Relational Sociology and Dynamic Networks

“Transactional thinking contests the intrinsically reified nature of all categories: it shows how they ‘totalize’ identities that are in fact often multidimensional and contradictory; prescribe modes of thought and action against which alternatives can only be labeled ‘deviant’; naturalize rigid distinctions that suppress possibilities for creation (self-) transformation; and, most generally, accept rather than contest the historically variable relational matrices that serve to constitute invidious distinctions and categorizations in the first place” (Somers and Gibson 1994, pp.55-57). 

 

In this paragraph, Somers and GIbson show how substantive thinking can prevent adaptation and change by nailing down concrete definitions of adversity. While establishing such definitions may help in identifying them in society and bringing them to discussion (for policy’s sake, for purposes of activism and outreach), the act discourages the very change it seeks. In my opinion, awareness of assumptions must precede their abandonment – only by identifying the patterns that marginalize those populations can we then choose to actively change them. From the above quote, it can be seen that the most effective way to change is to create an environment that simulates a vacuum, where negative patterns were exhibited before.

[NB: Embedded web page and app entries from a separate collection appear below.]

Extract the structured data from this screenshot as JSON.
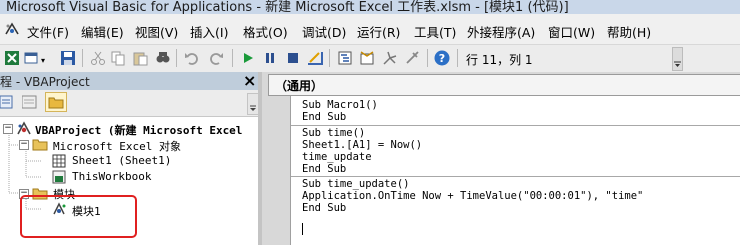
{
  "window": {
    "title": "Microsoft Visual Basic for Applications - 新建 Microsoft Excel 工作表.xlsm - [模块1 (代码)]"
  },
  "menu": {
    "items": [
      "文件(F)",
      "编辑(E)",
      "视图(V)",
      "插入(I)",
      "格式(O)",
      "调试(D)",
      "运行(R)",
      "工具(T)",
      "外接程序(A)",
      "窗口(W)",
      "帮助(H)"
    ]
  },
  "toolbar": {
    "position_label": "行 11，列 1"
  },
  "project_panel": {
    "title": "程 - VBAProject",
    "close_glyph": "×",
    "tree": {
      "project": "VBAProject (新建 Microsoft Excel",
      "excel_objects": "Microsoft Excel 对象",
      "sheet1": "Sheet1 (Sheet1)",
      "thisworkbook": "ThisWorkbook",
      "modules": "模块",
      "module1": "模块1"
    }
  },
  "code_window": {
    "object_dropdown": "（通用）",
    "blocks": [
      [
        "Sub Macro1()",
        "End Sub"
      ],
      [
        "Sub time()",
        "Sheet1.[A1] = Now()",
        "time_update",
        "End Sub"
      ],
      [
        "Sub time_update()",
        "Application.OnTime Now + TimeValue(\"00:00:01\"), \"time\"",
        "End Sub"
      ]
    ]
  },
  "colors": {
    "highlight_box": "#e02020",
    "title_bar": "#c9d7e9",
    "panel_header": "#bfcddb"
  }
}
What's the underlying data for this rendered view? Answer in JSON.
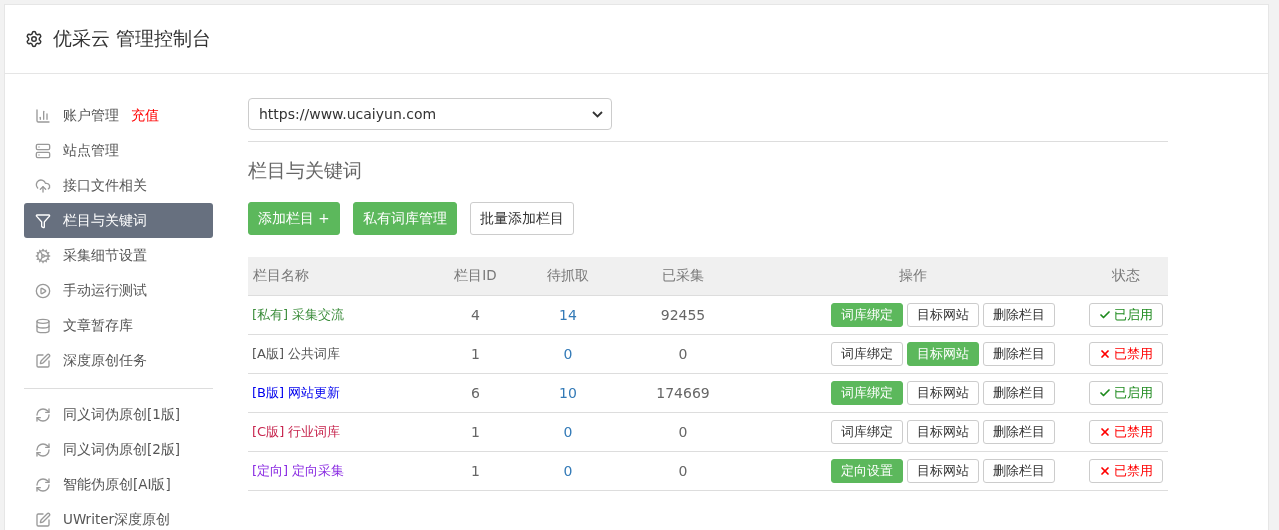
{
  "header": {
    "title": "优采云 管理控制台"
  },
  "sidebar": {
    "items": [
      {
        "label": "账户管理",
        "badge": "充值",
        "selected": false
      },
      {
        "label": "站点管理",
        "selected": false
      },
      {
        "label": "接口文件相关",
        "selected": false
      },
      {
        "label": "栏目与关键词",
        "selected": true
      },
      {
        "label": "采集细节设置",
        "selected": false
      },
      {
        "label": "手动运行测试",
        "selected": false
      },
      {
        "label": "文章暂存库",
        "selected": false
      },
      {
        "label": "深度原创任务",
        "selected": false
      }
    ],
    "tools": [
      {
        "label": "同义词伪原创[1版]"
      },
      {
        "label": "同义词伪原创[2版]"
      },
      {
        "label": "智能伪原创[AI版]"
      },
      {
        "label": "UWriter深度原创"
      }
    ]
  },
  "site_select": {
    "value": "https://www.ucaiyun.com"
  },
  "section_title": "栏目与关键词",
  "buttons": [
    {
      "label": "添加栏目 +",
      "primary": true
    },
    {
      "label": "私有词库管理",
      "primary": true
    },
    {
      "label": "批量添加栏目",
      "primary": false
    }
  ],
  "table": {
    "columns": [
      "栏目名称",
      "栏目ID",
      "待抓取",
      "已采集",
      "操作",
      "状态"
    ],
    "rows": [
      {
        "tag": "[私有]",
        "name": "采集交流",
        "color": "#3c8d3c",
        "id": "4",
        "pending": "14",
        "collected": "92455",
        "actions": [
          {
            "label": "词库绑定",
            "primary": true
          },
          {
            "label": "目标网站",
            "primary": false
          },
          {
            "label": "删除栏目",
            "primary": false
          }
        ],
        "status": "已启用",
        "enabled": true
      },
      {
        "tag": "[A版]",
        "name": "公共词库",
        "color": "#555555",
        "id": "1",
        "pending": "0",
        "collected": "0",
        "actions": [
          {
            "label": "词库绑定",
            "primary": false
          },
          {
            "label": "目标网站",
            "primary": true
          },
          {
            "label": "删除栏目",
            "primary": false
          }
        ],
        "status": "已禁用",
        "enabled": false
      },
      {
        "tag": "[B版]",
        "name": "网站更新",
        "color": "#0000ee",
        "id": "6",
        "pending": "10",
        "collected": "174669",
        "actions": [
          {
            "label": "词库绑定",
            "primary": true
          },
          {
            "label": "目标网站",
            "primary": false
          },
          {
            "label": "删除栏目",
            "primary": false
          }
        ],
        "status": "已启用",
        "enabled": true
      },
      {
        "tag": "[C版]",
        "name": "行业词库",
        "color": "#c7254e",
        "id": "1",
        "pending": "0",
        "collected": "0",
        "actions": [
          {
            "label": "词库绑定",
            "primary": false
          },
          {
            "label": "目标网站",
            "primary": false
          },
          {
            "label": "删除栏目",
            "primary": false
          }
        ],
        "status": "已禁用",
        "enabled": false
      },
      {
        "tag": "[定向]",
        "name": "定向采集",
        "color": "#8a2be2",
        "id": "1",
        "pending": "0",
        "collected": "0",
        "actions": [
          {
            "label": "定向设置",
            "primary": true
          },
          {
            "label": "目标网站",
            "primary": false
          },
          {
            "label": "删除栏目",
            "primary": false
          }
        ],
        "status": "已禁用",
        "enabled": false
      }
    ]
  }
}
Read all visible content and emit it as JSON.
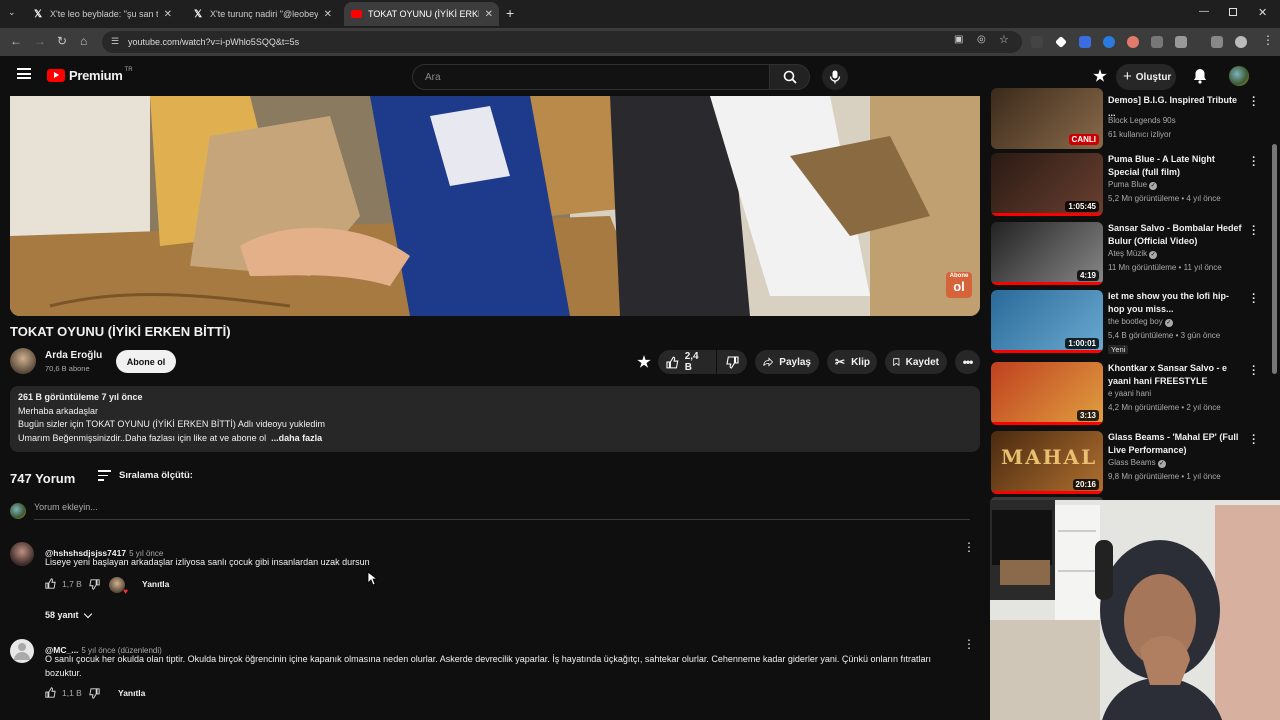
{
  "browser": {
    "tabs": [
      {
        "title": "X'te leo beyblade: \"şu san tişört",
        "favicon": "x-logo",
        "active": false
      },
      {
        "title": "X'te turunç nadiri \"@leobeyblade",
        "favicon": "x-logo",
        "active": false
      },
      {
        "title": "TOKAT OYUNU (İYİKİ ERKEN BİTTİ)",
        "favicon": "youtube-logo",
        "active": true
      }
    ],
    "url": "youtube.com/watch?v=i-pWhlo5SQQ&t=5s"
  },
  "header": {
    "brand": "Premium",
    "region": "TR",
    "search_placeholder": "Ara",
    "create_label": "Oluştur"
  },
  "video": {
    "title": "TOKAT OYUNU (İYİKİ ERKEN BİTTİ)",
    "watermark_line1": "Abone",
    "watermark_line2": "ol",
    "channel_name": "Arda Eroğlu",
    "subscribers": "70,6 B abone",
    "subscribe_label": "Abone ol",
    "like_count": "2,4 B",
    "share_label": "Paylaş",
    "clip_label": "Klip",
    "save_label": "Kaydet"
  },
  "description": {
    "stats": "261 B görüntüleme  7 yıl önce",
    "line1": "Merhaba arkadaşlar",
    "line2": "Bugün sizler için TOKAT OYUNU (İYİKİ ERKEN BİTTİ)  Adlı videoyu yukledim",
    "line3": "Umarım Beğenmişsinizdir..Daha fazlası için like at ve abone ol",
    "more": "...daha fazla"
  },
  "comments_section": {
    "count_label": "747 Yorum",
    "sort_label": "Sıralama ölçütü:",
    "add_placeholder": "Yorum ekleyin...",
    "comments": [
      {
        "author": "@hshshsdjsjss7417",
        "time": "5 yıl önce",
        "text": "Liseye yeni başlayan arkadaşlar izliyosa sanlı çocuk gibi insanlardan uzak dursun",
        "likes": "1,7 B",
        "reply_label": "Yanıtla",
        "replies_label": "58 yanıt"
      },
      {
        "author": "@MC_...",
        "time": "5 yıl önce (düzenlendi)",
        "text": "O sanlı çocuk her okulda olan tiptir. Okulda birçok öğrencinin içine kapanık olmasına neden olurlar. Askerde devrecilik yaparlar. İş hayatında üçkağıtçı, sahtekar olurlar. Cehenneme kadar giderler yani. Çünkü onların fıtratları",
        "text2": "bozuktur.",
        "likes": "1,1 B",
        "reply_label": "Yanıtla"
      }
    ]
  },
  "sidebar": {
    "items": [
      {
        "title": "Demos] B.I.G. Inspired Tribute ...",
        "channel": "Block Legends 90s",
        "meta": "61 kullanıcı izliyor",
        "badge": "CANLI",
        "duration": "",
        "colors": [
          "#3a2a1a",
          "#8a6a4a"
        ]
      },
      {
        "title": "Puma Blue - A Late Night Special (full film)",
        "channel": "Puma Blue",
        "verified": true,
        "meta": "5,2 Mn görüntüleme • 4 yıl önce",
        "duration": "1:05:45",
        "colors": [
          "#2a1a14",
          "#6a4030"
        ]
      },
      {
        "title": "Sansar Salvo - Bombalar Hedef Bulur (Official Video)",
        "channel": "Ateş Müzik",
        "verified": true,
        "meta": "11 Mn görüntüleme • 11 yıl önce",
        "duration": "4:19",
        "colors": [
          "#222",
          "#888"
        ]
      },
      {
        "title": "let me show you the lofi hip-hop you miss...",
        "channel": "the bootleg boy",
        "verified": true,
        "meta": "5,4 B görüntüleme • 3 gün önce",
        "new_badge": "Yeni",
        "duration": "1:00:01",
        "colors": [
          "#2a6a9a",
          "#6aaad0"
        ]
      },
      {
        "title": "Khontkar x Sansar Salvo - e yaani hani FREESTYLE",
        "channel": "e yaani hani",
        "meta": "4,2 Mn görüntüleme • 2 yıl önce",
        "duration": "3:13",
        "colors": [
          "#c04020",
          "#e0a040"
        ]
      },
      {
        "title": "Glass Beams - 'Mahal EP' (Full Live Performance)",
        "channel": "Glass Beams",
        "verified": true,
        "meta": "9,8 Mn görüntüleme • 1 yıl önce",
        "duration": "20:16",
        "thumb_text": "MAHAL",
        "colors": [
          "#4a2a10",
          "#b07030"
        ]
      }
    ]
  }
}
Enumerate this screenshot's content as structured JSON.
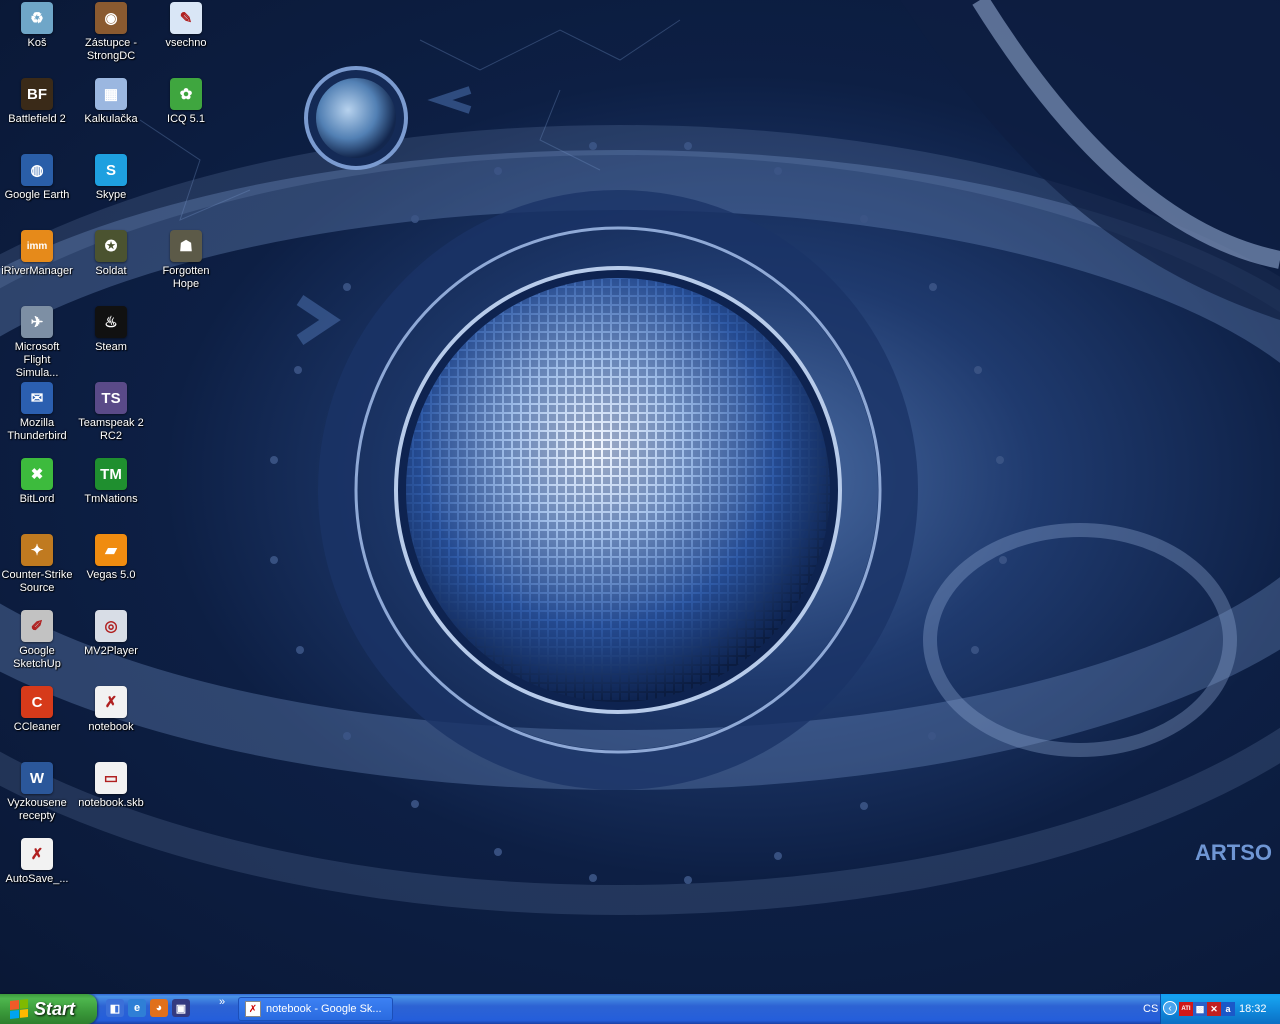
{
  "desktop": {
    "icons": [
      {
        "label": "Koš",
        "icon": "recycle-bin-icon",
        "color": "#6fa6c8",
        "glyph": "♻"
      },
      {
        "label": "Zástupce - StrongDC",
        "icon": "strongdc-icon",
        "color": "#8a5a30",
        "glyph": "◉"
      },
      {
        "label": "vsechno",
        "icon": "document-icon",
        "color": "#d9e6f6",
        "glyph": "✎"
      },
      {
        "label": "Battlefield 2",
        "icon": "battlefield-icon",
        "color": "#3a2a18",
        "glyph": "BF"
      },
      {
        "label": "Kalkulačka",
        "icon": "calculator-icon",
        "color": "#9bb7e0",
        "glyph": "▦"
      },
      {
        "label": "ICQ 5.1",
        "icon": "icq-flower-icon",
        "color": "#3fa63f",
        "glyph": "✿"
      },
      {
        "label": "Google Earth",
        "icon": "google-earth-icon",
        "color": "#2a5ea8",
        "glyph": "◍"
      },
      {
        "label": "Skype",
        "icon": "skype-icon",
        "color": "#1ea0e0",
        "glyph": "S"
      },
      {
        "label": "iRiverManager",
        "icon": "iriver-manager-icon",
        "color": "#e68a1a",
        "glyph": "imm"
      },
      {
        "label": "Soldat",
        "icon": "soldat-icon",
        "color": "#4b5330",
        "glyph": "✪"
      },
      {
        "label": "Forgotten Hope",
        "icon": "forgotten-hope-icon",
        "color": "#5c5a48",
        "glyph": "☗"
      },
      {
        "label": "Microsoft Flight Simula...",
        "icon": "airplane-icon",
        "color": "#7d8fa4",
        "glyph": "✈"
      },
      {
        "label": "Steam",
        "icon": "steam-icon",
        "color": "#111111",
        "glyph": "♨"
      },
      {
        "label": "Mozilla Thunderbird",
        "icon": "thunderbird-icon",
        "color": "#2b5fb0",
        "glyph": "✉"
      },
      {
        "label": "Teamspeak 2 RC2",
        "icon": "teamspeak-icon",
        "color": "#5a4a88",
        "glyph": "TS"
      },
      {
        "label": "BitLord",
        "icon": "bitlord-icon",
        "color": "#3dbb3d",
        "glyph": "✖"
      },
      {
        "label": "TmNations",
        "icon": "tmnations-icon",
        "color": "#1f8f2f",
        "glyph": "TM"
      },
      {
        "label": "Counter-Strike Source",
        "icon": "counter-strike-icon",
        "color": "#c07a20",
        "glyph": "✦"
      },
      {
        "label": "Vegas 5.0",
        "icon": "vegas-icon",
        "color": "#f08c10",
        "glyph": "▰"
      },
      {
        "label": "Google SketchUp",
        "icon": "sketchup-icon",
        "color": "#c2c2c2",
        "glyph": "✐"
      },
      {
        "label": "MV2Player",
        "icon": "mv2player-icon",
        "color": "#d8dde6",
        "glyph": "◎"
      },
      {
        "label": "CCleaner",
        "icon": "ccleaner-icon",
        "color": "#d63a1a",
        "glyph": "C"
      },
      {
        "label": "notebook",
        "icon": "sketchup-file-icon",
        "color": "#f2f2f2",
        "glyph": "✗"
      },
      {
        "label": "Vyzkousene recepty",
        "icon": "word-document-icon",
        "color": "#2b579a",
        "glyph": "W"
      },
      {
        "label": "notebook.skb",
        "icon": "skb-file-icon",
        "color": "#f2f2f2",
        "glyph": "▭"
      },
      {
        "label": "AutoSave_...",
        "icon": "sketchup-file-icon",
        "color": "#f2f2f2",
        "glyph": "✗"
      }
    ],
    "watermark": "ARTSO"
  },
  "taskbar": {
    "start_label": "Start",
    "quick_launch": [
      {
        "icon": "show-desktop-icon",
        "color": "#3b6fd8",
        "glyph": "◧"
      },
      {
        "icon": "internet-explorer-icon",
        "color": "#2f7fd6",
        "glyph": "e"
      },
      {
        "icon": "firefox-icon",
        "color": "#e0701c",
        "glyph": "◕"
      },
      {
        "icon": "floppy-save-icon",
        "color": "#333a80",
        "glyph": "▣"
      }
    ],
    "chevron": "»",
    "tasks": [
      {
        "label": "notebook - Google Sk...",
        "icon": "sketchup-icon"
      }
    ],
    "language": "CS",
    "tray_icons": [
      {
        "icon": "ati-icon",
        "color": "#d01818",
        "glyph": "ATI"
      },
      {
        "icon": "network-icon",
        "color": "#2a60c8",
        "glyph": "▩"
      },
      {
        "icon": "security-icon",
        "color": "#c02020",
        "glyph": "✕"
      },
      {
        "icon": "messenger-icon",
        "color": "#1a58c8",
        "glyph": "a"
      }
    ],
    "clock": "18:32"
  },
  "colors": {
    "taskbar_blue": "#245edb",
    "start_green": "#3a993a",
    "tray_blue": "#0f86d9"
  }
}
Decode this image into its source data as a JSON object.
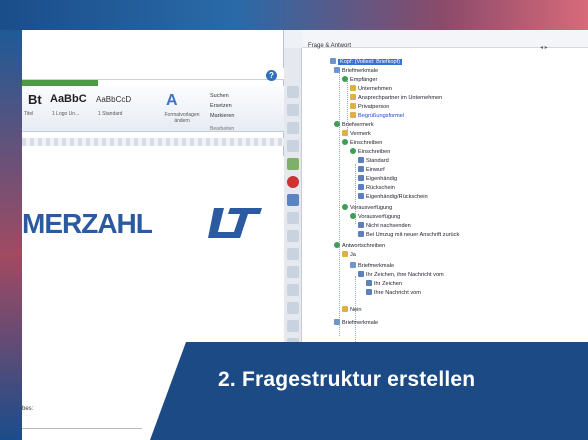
{
  "word": {
    "styles": [
      {
        "preview": "Bt",
        "label": "Titel"
      },
      {
        "preview": "AaBbC",
        "label": "1 Logo Un..."
      },
      {
        "preview": "AaBbCcD",
        "label": "1 Standard"
      }
    ],
    "format_template_label": "Formatvorlagen ändern",
    "edit_items": [
      "Suchen",
      "Ersetzen",
      "Markieren"
    ],
    "edit_group": "Bearbeiten",
    "logo_text": "MERZAHL",
    "doc_text": "bes:"
  },
  "tree": {
    "panel_title": "Frage & Antwort",
    "nodes": [
      {
        "label": "Kopf: (Vollext: Briefkopf)",
        "icon": "doc",
        "selected": true
      },
      {
        "label": "Briefmerkmale",
        "icon": "doc"
      },
      {
        "label": "Empfänger",
        "icon": "q"
      },
      {
        "label": "Unternehmen",
        "icon": "fld"
      },
      {
        "label": "Ansprechpartner im Unternehmen",
        "icon": "fld"
      },
      {
        "label": "Privatperson",
        "icon": "fld"
      },
      {
        "label": "Begrüßungsformel",
        "icon": "fld",
        "blue": true
      },
      {
        "label": "Briefvermerk",
        "icon": "q"
      },
      {
        "label": "Vermerk",
        "icon": "fld"
      },
      {
        "label": "Einschreiben",
        "icon": "q"
      },
      {
        "label": "Einschreiben",
        "icon": "q"
      },
      {
        "label": "Standard",
        "icon": "ans"
      },
      {
        "label": "Einwurf",
        "icon": "ans"
      },
      {
        "label": "Eigenhändig",
        "icon": "ans"
      },
      {
        "label": "Rückschein",
        "icon": "ans"
      },
      {
        "label": "Eigenhändig/Rückschein",
        "icon": "ans"
      },
      {
        "label": "Vorausverfügung",
        "icon": "q"
      },
      {
        "label": "Vorausverfügung",
        "icon": "q"
      },
      {
        "label": "Nicht nachsenden",
        "icon": "ans"
      },
      {
        "label": "Bei Umzug mit neuer Anschrift zurück",
        "icon": "ans"
      },
      {
        "label": "Antwortschreiben",
        "icon": "q"
      },
      {
        "label": "Ja",
        "icon": "fld"
      },
      {
        "label": "Briefmerkmale",
        "icon": "doc"
      },
      {
        "label": "Ihr Zeichen, ihre Nachricht vom",
        "icon": "ans"
      },
      {
        "label": "Ihr Zeichen",
        "icon": "ans"
      },
      {
        "label": "Ihre Nachricht vom",
        "icon": "ans"
      },
      {
        "label": "Nein",
        "icon": "fld"
      },
      {
        "label": "Briefmerkmale",
        "icon": "doc"
      }
    ]
  },
  "banner": {
    "text": "2. Fragestruktur erstellen",
    "color": "#1b4a85"
  }
}
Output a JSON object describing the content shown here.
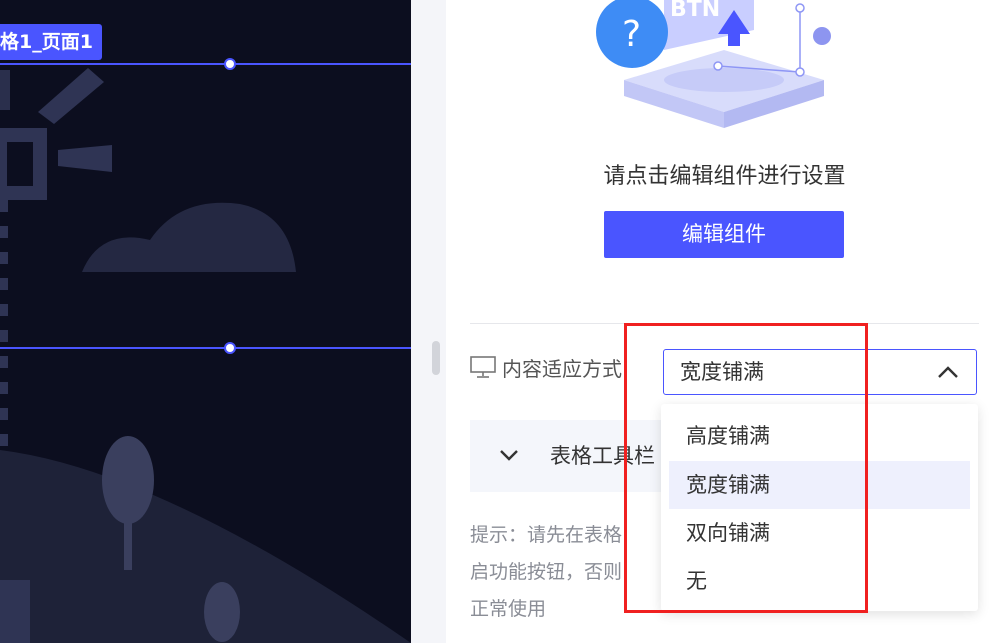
{
  "canvas": {
    "page_label": "格1_页面1"
  },
  "panel": {
    "illustration": {
      "question_mark": "?",
      "badge_text": "BTN"
    },
    "hint_text": "请点击编辑组件进行设置",
    "edit_button_label": "编辑组件",
    "fit_mode": {
      "icon": "monitor-icon",
      "label": "内容适应方式",
      "selected_value": "宽度铺满",
      "options": [
        "高度铺满",
        "宽度铺满",
        "双向铺满",
        "无"
      ]
    },
    "collapse": {
      "label": "表格工具栏"
    },
    "tip_lines": [
      "提示：请先在表格",
      "启功能按钮，否则",
      "正常使用"
    ]
  },
  "colors": {
    "accent": "#4a55ff",
    "highlight": "#f02020",
    "canvas_bg": "#0c0e1f"
  }
}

When given this vacuum, self-organizing systems will emerge with the most efficient solution. (More) egalitarian power distribution will ensure that this efficiency is beneficial to all, or at least to a higher portion of the population than the previous social arrangement.